EXERCISE AIM: I need the records below retyped exactly.

___ EXTRACTED ENTRIES ___

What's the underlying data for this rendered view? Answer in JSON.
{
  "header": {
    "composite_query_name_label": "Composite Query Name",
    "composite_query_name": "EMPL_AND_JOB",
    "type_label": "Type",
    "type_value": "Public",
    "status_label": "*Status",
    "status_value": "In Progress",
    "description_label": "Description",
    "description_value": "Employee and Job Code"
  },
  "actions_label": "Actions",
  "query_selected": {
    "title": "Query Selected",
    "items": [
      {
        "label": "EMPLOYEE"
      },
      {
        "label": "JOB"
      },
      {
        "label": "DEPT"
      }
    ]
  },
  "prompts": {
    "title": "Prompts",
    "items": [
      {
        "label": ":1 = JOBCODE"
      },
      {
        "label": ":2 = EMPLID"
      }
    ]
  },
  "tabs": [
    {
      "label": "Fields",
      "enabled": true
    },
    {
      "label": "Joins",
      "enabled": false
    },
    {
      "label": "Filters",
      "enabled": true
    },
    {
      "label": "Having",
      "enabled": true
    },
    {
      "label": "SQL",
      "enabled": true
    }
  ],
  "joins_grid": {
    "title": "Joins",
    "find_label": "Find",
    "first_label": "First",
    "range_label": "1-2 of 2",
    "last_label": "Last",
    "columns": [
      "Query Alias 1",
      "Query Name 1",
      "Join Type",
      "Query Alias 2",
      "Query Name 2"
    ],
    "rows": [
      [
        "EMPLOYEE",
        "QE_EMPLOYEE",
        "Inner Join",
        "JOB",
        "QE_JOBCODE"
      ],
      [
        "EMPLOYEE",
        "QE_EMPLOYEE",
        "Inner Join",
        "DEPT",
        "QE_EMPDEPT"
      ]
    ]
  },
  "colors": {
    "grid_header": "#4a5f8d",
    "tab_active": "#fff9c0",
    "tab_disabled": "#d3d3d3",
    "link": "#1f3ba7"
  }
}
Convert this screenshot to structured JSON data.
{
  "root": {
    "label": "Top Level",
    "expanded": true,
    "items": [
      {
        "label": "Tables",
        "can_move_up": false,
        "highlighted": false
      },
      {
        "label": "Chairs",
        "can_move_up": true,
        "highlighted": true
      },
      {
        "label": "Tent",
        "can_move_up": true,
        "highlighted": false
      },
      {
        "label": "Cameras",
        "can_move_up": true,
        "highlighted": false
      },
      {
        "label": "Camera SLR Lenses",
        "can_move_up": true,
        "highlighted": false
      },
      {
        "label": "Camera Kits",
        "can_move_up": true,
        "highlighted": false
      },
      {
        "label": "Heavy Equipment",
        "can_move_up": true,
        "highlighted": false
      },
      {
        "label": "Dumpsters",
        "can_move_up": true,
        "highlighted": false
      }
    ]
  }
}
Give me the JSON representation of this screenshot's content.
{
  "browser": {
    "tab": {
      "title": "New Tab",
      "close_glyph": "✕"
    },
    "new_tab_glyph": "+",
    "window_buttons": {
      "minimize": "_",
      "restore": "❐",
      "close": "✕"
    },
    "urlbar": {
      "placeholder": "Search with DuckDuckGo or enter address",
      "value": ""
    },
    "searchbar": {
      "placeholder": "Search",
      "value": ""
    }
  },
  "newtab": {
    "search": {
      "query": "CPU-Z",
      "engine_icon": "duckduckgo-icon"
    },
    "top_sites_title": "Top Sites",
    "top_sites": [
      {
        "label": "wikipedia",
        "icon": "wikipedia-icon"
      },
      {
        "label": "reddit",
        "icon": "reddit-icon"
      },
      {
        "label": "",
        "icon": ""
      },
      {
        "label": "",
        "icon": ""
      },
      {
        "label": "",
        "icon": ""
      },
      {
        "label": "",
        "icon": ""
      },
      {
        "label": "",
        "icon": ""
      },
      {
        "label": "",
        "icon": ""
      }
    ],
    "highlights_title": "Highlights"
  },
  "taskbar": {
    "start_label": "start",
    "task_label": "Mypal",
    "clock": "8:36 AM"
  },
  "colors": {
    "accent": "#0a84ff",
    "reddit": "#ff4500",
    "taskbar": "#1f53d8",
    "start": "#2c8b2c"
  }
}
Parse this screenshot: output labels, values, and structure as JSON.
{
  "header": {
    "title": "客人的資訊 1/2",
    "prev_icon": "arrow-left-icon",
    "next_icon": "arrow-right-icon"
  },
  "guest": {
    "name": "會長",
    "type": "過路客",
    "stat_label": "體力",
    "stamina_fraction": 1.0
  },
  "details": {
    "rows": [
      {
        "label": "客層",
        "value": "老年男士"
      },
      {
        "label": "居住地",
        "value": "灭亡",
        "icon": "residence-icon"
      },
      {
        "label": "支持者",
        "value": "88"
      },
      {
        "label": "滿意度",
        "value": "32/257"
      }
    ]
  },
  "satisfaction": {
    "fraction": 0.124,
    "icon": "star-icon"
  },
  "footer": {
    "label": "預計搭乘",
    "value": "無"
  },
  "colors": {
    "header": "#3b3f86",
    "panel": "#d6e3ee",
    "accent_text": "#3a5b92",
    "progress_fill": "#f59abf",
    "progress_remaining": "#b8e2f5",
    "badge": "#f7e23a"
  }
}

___

PROBLEM SOLUTION:
What's the underlying data for this rendered view? Answer in JSON.
{
  "header": {
    "composite_query_name_label": "Composite Query Name",
    "composite_query_name": "EMPL_AND_JOB",
    "type_label": "Type",
    "type_value": "Public",
    "status_label": "*Status",
    "status_value": "In Progress",
    "description_label": "Description",
    "description_value": "Employee and Job Code"
  },
  "actions_label": "Actions",
  "query_selected": {
    "title": "Query Selected",
    "items": [
      {
        "label": "EMPLOYEE"
      },
      {
        "label": "JOB"
      },
      {
        "label": "DEPT"
      }
    ]
  },
  "prompts": {
    "title": "Prompts",
    "items": [
      {
        "label": ":1 = JOBCODE"
      },
      {
        "label": ":2 = EMPLID"
      }
    ]
  },
  "tabs": [
    {
      "label": "Fields",
      "enabled": true
    },
    {
      "label": "Joins",
      "enabled": false
    },
    {
      "label": "Filters",
      "enabled": true
    },
    {
      "label": "Having",
      "enabled": true
    },
    {
      "label": "SQL",
      "enabled": true
    }
  ],
  "joins_grid": {
    "title": "Joins",
    "find_label": "Find",
    "first_label": "First",
    "range_label": "1-2 of 2",
    "last_label": "Last",
    "columns": [
      "Query Alias 1",
      "Query Name 1",
      "Join Type",
      "Query Alias 2",
      "Query Name 2"
    ],
    "rows": [
      [
        "EMPLOYEE",
        "QE_EMPLOYEE",
        "Inner Join",
        "JOB",
        "QE_JOBCODE"
      ],
      [
        "EMPLOYEE",
        "QE_EMPLOYEE",
        "Inner Join",
        "DEPT",
        "QE_EMPDEPT"
      ]
    ]
  },
  "colors": {
    "grid_header": "#4a5f8d",
    "tab_active": "#fff9c0",
    "tab_disabled": "#d3d3d3",
    "link": "#1f3ba7"
  }
}
Convert this screenshot to structured JSON data.
{
  "root": {
    "label": "Top Level",
    "expanded": true,
    "items": [
      {
        "label": "Tables",
        "can_move_up": false,
        "highlighted": false
      },
      {
        "label": "Chairs",
        "can_move_up": true,
        "highlighted": true
      },
      {
        "label": "Tent",
        "can_move_up": true,
        "highlighted": false
      },
      {
        "label": "Cameras",
        "can_move_up": true,
        "highlighted": false
      },
      {
        "label": "Camera SLR Lenses",
        "can_move_up": true,
        "highlighted": false
      },
      {
        "label": "Camera Kits",
        "can_move_up": true,
        "highlighted": false
      },
      {
        "label": "Heavy Equipment",
        "can_move_up": true,
        "highlighted": false
      },
      {
        "label": "Dumpsters",
        "can_move_up": true,
        "highlighted": false
      }
    ]
  }
}
Give me the JSON representation of this screenshot's content.
{
  "browser": {
    "tab": {
      "title": "New Tab",
      "close_glyph": "✕"
    },
    "new_tab_glyph": "+",
    "window_buttons": {
      "minimize": "_",
      "restore": "❐",
      "close": "✕"
    },
    "urlbar": {
      "placeholder": "Search with DuckDuckGo or enter address",
      "value": ""
    },
    "searchbar": {
      "placeholder": "Search",
      "value": ""
    }
  },
  "newtab": {
    "search": {
      "query": "CPU-Z",
      "engine_icon": "duckduckgo-icon"
    },
    "top_sites_title": "Top Sites",
    "top_sites": [
      {
        "label": "wikipedia",
        "icon": "wikipedia-icon"
      },
      {
        "label": "reddit",
        "icon": "reddit-icon"
      },
      {
        "label": "",
        "icon": ""
      },
      {
        "label": "",
        "icon": ""
      },
      {
        "label": "",
        "icon": ""
      },
      {
        "label": "",
        "icon": ""
      },
      {
        "label": "",
        "icon": ""
      },
      {
        "label": "",
        "icon": ""
      }
    ],
    "highlights_title": "Highlights"
  },
  "taskbar": {
    "start_label": "start",
    "task_label": "Mypal",
    "clock": "8:36 AM"
  },
  "colors": {
    "accent": "#0a84ff",
    "reddit": "#ff4500",
    "taskbar": "#1f53d8",
    "start": "#2c8b2c"
  }
}
Parse this screenshot: output labels, values, and structure as JSON.
{
  "header": {
    "title": "客人的資訊 1/2",
    "prev_icon": "arrow-left-icon",
    "next_icon": "arrow-right-icon"
  },
  "guest": {
    "name": "會長",
    "type": "過路客",
    "stat_label": "體力",
    "stamina_fraction": 1.0
  },
  "details": {
    "rows": [
      {
        "label": "客層",
        "value": "老年男士"
      },
      {
        "label": "居住地",
        "value": "灭亡",
        "icon": "residence-icon"
      },
      {
        "label": "支持者",
        "value": "88"
      },
      {
        "label": "滿意度",
        "value": "32/257"
      }
    ]
  },
  "satisfaction": {
    "fraction": 0.124,
    "icon": "star-icon"
  },
  "footer": {
    "label": "預計搭乘",
    "value": "無"
  },
  "colors": {
    "header": "#3b3f86",
    "panel": "#d6e3ee",
    "accent_text": "#3a5b92",
    "progress_fill": "#f59abf",
    "progress_remaining": "#b8e2f5",
    "badge": "#f7e23a"
  }
}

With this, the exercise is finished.